It’s funny how things can change so quickly in such a short amount of time. I first heard about this coronavirus when I was at Faith Builders Winter Term back in January. Somebody asked me what I thought about it, since I was a nurse. I stuttered a little and wondered what they were talking about? “Coronavirus,” I said, “is a virus that causes symptoms of the common cold.” I had seen it often on positive test results in the hospital. It was no big deal, nothing we ever got alarmed about.
Now practically every conversation encounters COVID-19, this world-wide pandemic of the novel coronavirus that has halted and changed normal life everywhere on planet Earth. Now we sanitize our hands in grocery stores and avoid the employees. We don’t sit in Starbucks, and we don’t go to church. I, of course, a health-care worker, still go to work, but now I have to badge through locked doors every morning and be screened for coronavirus symptoms before I go to my unit. The hallways are empty, and my patients are sad because their families aren’t allowed into the facility. I tell them that if they need someone to be their family that I will volunteer–but we both know that I can’t fill the place of the ones they have known and trusted for years. A new rule was passed that all employees at the hospital will have to wear masks at all times—and one mask must last for a week. This would never have been acceptable, I am sure, in the old days before PPE shortage was a thing. Life changes so fast. The units at work have been shifted around and combined to allow down-staffing and to create places for a potential influx of COVID patients. We have had a few, but we still wait with bated breath for the “peak”. We hear stories of the nurses who are burned out, overworked, and under-protected in NYC, and we wonder if that will be us in a few days. We keep caring for the patients in front of us, and we wait.
Yesterday I was in a patient’s room humming a hymn to keep up my courage as I emptied her catheter. “You always seem so happy,” she commented. I apologized—an odd reaction, I’m sure, but I once had a resident at a nursing home who asked me to stop singing while caring for her, because it irritated her. “No,” my patient said, “it’s nice to see someone who is happy. I don’t see that very often.”
I could have argued and said that I wasn’t so much happy as I was turning my heart to God and asking for grace and courage. I could have told her that there were so many things going on that I was feeling a little overwhelmed, and I was a little out of my comfort zone working on that unit, but that’s where I had to work since the COVID outbreak switched things up. I could have said that life was so unpredictable right now, and I wasn’t sure what would happen next—that the last couple months had included so many unexpected dynamics, and I was still trying to catch up with all of that. But I didn’t say any of that. Instead, I thought about my patient lying sick in bed, missing her family, wondering if she would get better and go home soon. I thought about how easy it was for me to move around to do my work and how simple it was to sing a hymn under my breath that reminded me of my Father who was right there with me through all the changes and will be with me through all the coming months. I thought about the song I had been humming that spoke of God giving me the strength that I need for every moment, about His kindness.

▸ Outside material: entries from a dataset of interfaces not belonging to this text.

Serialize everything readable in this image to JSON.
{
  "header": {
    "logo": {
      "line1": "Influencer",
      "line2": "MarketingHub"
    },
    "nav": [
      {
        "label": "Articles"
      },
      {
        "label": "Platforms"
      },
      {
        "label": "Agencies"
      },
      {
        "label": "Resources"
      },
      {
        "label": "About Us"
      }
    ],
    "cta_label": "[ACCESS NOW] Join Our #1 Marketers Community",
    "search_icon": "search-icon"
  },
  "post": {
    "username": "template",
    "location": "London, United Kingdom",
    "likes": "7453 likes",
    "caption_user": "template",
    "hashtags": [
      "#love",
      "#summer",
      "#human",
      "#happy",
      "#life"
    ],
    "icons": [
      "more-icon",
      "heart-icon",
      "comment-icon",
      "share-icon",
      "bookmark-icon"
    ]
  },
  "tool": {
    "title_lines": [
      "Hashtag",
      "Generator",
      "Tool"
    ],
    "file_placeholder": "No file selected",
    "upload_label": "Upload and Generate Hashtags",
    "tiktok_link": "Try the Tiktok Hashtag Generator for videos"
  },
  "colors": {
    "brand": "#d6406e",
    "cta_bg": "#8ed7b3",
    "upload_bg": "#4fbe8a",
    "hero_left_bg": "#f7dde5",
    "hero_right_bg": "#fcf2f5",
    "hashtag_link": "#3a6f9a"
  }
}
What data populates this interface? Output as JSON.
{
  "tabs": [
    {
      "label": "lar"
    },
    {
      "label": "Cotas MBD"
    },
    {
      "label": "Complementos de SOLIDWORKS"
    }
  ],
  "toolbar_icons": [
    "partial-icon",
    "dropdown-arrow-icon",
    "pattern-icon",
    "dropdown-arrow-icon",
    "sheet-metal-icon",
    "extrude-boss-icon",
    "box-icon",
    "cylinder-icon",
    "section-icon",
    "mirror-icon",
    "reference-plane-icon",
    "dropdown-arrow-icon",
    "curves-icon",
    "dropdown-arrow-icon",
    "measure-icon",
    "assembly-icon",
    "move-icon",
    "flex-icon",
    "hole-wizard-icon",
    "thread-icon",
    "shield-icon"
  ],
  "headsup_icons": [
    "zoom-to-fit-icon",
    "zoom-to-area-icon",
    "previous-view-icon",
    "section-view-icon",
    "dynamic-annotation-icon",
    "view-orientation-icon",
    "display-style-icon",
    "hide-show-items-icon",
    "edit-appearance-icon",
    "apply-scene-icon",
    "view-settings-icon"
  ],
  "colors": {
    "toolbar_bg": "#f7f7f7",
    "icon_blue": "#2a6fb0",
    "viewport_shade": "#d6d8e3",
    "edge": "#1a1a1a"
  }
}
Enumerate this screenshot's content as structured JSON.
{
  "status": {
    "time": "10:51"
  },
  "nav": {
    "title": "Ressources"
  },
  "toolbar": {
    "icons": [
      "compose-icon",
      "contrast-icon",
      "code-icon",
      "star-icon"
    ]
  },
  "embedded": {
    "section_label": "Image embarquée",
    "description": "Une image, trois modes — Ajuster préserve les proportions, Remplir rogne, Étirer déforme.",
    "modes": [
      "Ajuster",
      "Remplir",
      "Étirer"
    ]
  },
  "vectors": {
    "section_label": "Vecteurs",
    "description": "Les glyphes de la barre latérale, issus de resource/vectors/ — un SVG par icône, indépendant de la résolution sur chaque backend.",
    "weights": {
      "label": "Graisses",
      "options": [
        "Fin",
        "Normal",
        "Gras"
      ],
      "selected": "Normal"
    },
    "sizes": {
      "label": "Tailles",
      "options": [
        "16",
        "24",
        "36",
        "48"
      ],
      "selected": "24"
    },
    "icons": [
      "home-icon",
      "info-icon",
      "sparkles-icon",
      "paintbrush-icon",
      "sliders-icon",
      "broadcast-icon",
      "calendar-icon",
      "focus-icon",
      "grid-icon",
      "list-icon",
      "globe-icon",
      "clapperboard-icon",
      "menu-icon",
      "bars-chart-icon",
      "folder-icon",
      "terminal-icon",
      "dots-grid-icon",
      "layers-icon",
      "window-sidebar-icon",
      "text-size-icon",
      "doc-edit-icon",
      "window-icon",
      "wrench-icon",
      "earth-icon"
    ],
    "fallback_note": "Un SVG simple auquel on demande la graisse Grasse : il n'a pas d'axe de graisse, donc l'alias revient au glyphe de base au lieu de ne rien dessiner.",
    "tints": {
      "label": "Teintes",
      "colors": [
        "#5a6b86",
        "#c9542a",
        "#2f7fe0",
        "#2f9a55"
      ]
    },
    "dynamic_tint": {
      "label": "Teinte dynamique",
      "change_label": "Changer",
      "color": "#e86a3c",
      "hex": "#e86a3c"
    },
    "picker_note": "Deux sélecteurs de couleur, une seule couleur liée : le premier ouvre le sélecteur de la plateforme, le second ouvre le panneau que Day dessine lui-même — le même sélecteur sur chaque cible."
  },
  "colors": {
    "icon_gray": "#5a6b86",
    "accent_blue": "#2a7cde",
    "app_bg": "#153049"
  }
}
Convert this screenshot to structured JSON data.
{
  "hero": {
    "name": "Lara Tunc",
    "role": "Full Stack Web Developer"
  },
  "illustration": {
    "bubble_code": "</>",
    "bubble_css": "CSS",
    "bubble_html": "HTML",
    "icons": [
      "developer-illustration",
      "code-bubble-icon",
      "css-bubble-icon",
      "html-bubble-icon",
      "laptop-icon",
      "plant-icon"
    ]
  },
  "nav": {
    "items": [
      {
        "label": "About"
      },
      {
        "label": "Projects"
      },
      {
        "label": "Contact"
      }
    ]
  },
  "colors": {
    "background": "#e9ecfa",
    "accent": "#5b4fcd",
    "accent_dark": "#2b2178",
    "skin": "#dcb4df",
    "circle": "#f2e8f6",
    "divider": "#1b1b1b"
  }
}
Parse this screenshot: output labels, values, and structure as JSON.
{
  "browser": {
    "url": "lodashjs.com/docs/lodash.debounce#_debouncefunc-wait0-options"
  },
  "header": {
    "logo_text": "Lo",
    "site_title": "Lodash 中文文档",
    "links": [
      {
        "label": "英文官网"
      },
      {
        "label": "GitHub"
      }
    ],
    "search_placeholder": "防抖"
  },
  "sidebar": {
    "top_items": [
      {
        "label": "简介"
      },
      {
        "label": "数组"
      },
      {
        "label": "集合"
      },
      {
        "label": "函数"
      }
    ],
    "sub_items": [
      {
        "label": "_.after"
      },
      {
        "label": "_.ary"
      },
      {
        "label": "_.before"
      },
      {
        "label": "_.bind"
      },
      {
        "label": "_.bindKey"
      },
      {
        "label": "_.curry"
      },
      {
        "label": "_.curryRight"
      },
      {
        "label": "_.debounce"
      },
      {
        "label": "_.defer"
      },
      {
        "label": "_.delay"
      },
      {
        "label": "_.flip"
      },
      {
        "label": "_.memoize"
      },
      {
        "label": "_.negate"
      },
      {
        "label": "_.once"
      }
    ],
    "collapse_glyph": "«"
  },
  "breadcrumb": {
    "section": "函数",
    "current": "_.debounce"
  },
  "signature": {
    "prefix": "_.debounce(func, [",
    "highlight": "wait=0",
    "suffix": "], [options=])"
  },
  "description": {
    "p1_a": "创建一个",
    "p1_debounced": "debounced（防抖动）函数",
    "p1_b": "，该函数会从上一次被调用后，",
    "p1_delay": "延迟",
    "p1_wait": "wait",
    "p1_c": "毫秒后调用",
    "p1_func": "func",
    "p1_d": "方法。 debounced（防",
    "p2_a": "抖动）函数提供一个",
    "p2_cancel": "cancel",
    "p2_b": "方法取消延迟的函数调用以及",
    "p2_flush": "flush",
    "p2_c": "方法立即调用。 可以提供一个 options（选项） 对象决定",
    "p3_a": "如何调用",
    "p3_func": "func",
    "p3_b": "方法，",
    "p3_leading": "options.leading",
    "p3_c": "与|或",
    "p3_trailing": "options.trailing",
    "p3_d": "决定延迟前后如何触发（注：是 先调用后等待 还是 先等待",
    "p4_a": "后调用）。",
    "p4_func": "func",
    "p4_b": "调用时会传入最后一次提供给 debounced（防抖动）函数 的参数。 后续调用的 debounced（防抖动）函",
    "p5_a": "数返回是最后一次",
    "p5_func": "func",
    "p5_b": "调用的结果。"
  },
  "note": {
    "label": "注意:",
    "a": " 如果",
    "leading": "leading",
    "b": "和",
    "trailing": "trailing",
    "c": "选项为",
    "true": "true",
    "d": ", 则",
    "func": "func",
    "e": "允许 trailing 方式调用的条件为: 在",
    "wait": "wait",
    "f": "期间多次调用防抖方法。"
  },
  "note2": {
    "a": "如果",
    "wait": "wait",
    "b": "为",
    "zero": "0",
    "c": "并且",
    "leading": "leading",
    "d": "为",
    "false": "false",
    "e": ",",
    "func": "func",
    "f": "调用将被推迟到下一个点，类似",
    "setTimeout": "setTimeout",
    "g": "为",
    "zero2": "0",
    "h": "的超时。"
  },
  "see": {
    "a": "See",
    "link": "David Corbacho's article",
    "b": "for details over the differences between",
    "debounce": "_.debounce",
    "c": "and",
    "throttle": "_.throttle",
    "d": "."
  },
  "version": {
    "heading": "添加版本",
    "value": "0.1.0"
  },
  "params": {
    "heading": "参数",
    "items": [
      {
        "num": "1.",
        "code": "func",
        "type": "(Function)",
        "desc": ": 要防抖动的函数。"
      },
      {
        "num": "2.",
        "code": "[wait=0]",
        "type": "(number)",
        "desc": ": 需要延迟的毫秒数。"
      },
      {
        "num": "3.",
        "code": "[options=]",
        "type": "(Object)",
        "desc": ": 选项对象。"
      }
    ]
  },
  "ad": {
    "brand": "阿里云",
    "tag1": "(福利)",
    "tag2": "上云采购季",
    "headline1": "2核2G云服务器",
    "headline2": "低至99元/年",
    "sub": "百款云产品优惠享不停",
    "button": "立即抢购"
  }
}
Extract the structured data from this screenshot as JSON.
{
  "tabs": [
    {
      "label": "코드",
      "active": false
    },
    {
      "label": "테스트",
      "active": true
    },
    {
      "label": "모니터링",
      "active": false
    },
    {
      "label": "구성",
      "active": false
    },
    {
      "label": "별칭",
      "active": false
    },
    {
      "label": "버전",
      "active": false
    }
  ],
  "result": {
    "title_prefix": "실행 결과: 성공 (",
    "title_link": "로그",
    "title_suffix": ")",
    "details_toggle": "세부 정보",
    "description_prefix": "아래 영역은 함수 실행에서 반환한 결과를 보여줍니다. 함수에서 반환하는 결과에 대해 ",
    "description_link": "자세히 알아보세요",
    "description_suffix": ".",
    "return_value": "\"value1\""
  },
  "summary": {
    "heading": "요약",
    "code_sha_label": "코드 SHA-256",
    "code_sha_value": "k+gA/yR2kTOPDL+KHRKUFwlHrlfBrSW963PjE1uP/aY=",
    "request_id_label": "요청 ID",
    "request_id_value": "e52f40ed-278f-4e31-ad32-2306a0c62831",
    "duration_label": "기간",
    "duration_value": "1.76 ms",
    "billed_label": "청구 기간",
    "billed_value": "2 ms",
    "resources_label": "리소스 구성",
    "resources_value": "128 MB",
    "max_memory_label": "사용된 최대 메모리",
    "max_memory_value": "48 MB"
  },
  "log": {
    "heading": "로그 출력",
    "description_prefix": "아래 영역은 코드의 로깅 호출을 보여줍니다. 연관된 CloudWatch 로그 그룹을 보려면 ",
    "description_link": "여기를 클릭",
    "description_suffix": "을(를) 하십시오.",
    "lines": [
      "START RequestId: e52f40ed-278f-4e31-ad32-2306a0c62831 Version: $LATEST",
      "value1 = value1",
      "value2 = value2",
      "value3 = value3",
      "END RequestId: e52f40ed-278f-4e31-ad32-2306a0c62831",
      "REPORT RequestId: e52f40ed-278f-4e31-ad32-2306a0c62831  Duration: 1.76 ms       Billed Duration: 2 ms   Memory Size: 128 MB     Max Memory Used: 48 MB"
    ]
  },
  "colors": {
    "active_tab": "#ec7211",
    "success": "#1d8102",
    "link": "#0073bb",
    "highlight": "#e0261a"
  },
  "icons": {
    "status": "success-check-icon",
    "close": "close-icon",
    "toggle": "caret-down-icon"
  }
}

“I’m just blessed, ya know?” I told her. And it was true. I am blessed. Nothing that has happened recently has surprised my God, and nothing that will happen is unknown to Him. None of it is out of His hands. And His hands? They are so kind and so full of love. I believe that with all my heart. Even when the world is covered with a pandemic and people of all nationalities are getting sick and dying at an alarming rate, the world is still in His hands.
It’s a conversation I had with a friend one time—we were arguing about obscure theology, and we noted that the reason we got defensive so quickly was because the things we were discussing affected our view of who God our Father was. “Whoever is right,” we concluded, “it doesn’t matter as much as long as we still know fundamentally that God is a good God. Sometimes we’re scared it isn’t true, but it is. He is sovereign, and He is kind.”
“Yes,” my friend said, “He has good hands.”
I bring that to you as your blessing and comfort in this time of uncertainty. You are in His hands, and those hands are so kind and so wise. Just rest there and know that “those who wait on Him, will never be ashamed.”